So, after a week of vetting editors, you’ve finally short-listed those you’d like to work with. The final piece of the puzzle here is pricing. This can vary greatly depending on the individual editor and also the scope of the project. I’ve seen rates ranging from very low ($100.00 for 100,000 words) to very high ($3,000.00 for the same project).
While I don’t wish to speculate too much on someone’s business model, I would urge you to apply some critical thinking when comparing quotes. Let’s consider the editor, Jane Doe, who offers to do editing for a dollar per thousand words. Unless Jane is independently wealthy, she needs to make a living with her editing. Perhaps she’s just providing supplemental income as she’s married or retired—we don’t know. But she probably needs to make at least $1,000 per month, and that’s being really generous and assuming that she enjoys a very low cost of living. But, okay, let’s go with that. That means she needs to edit at least ten books per month. That’s one book every other day if she takes weekends off. Do you really think she’s doing a thorough job if she’s working that quickly?
Let’s say she doesn’t have that much business and so she can devote more time to your project—why doesn’t she have more business (especially with such low rates)? As you can see, things aren’t adding up at this point when examining Jane.
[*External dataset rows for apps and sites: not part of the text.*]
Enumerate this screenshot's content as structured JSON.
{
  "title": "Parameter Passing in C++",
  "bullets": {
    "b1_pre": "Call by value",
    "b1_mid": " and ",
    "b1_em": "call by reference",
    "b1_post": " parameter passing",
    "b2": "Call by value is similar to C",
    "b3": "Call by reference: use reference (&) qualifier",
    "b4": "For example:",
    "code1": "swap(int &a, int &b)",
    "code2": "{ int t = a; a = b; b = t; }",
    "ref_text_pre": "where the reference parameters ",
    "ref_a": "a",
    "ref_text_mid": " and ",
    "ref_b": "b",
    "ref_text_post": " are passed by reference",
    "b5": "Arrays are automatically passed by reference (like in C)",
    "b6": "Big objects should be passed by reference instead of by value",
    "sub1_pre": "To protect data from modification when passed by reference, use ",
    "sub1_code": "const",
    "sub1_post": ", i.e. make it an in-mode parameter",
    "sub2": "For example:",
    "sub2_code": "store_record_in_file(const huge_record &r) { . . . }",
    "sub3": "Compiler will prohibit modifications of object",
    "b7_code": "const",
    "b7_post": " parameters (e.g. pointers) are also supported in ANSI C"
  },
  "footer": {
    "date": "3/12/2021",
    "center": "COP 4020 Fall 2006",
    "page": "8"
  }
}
Perhaps she rushes through jobs, or perhaps she’s only offering proofreading (which is fine as long as everyone’s on the same page—again, this is where the sample comes in).
Finding your production team can be daunting, but it’s very worthwhile. Once you have everyone in place and your process set up, everything should run like a well-oiled machine. Well, as much as anything in the writing and publishing world ever can…
Anne Victory owns Victory Editing (www.victoryediting.com) and has enjoyed working on projects with Roxanne St. Claire, Courtney Milan, Debora Geary, and Daniel Arenson, among others. She specializes in romance and fantasy. Feel free to email her at email@example.com—she’s always happy to answer questions and offer advice.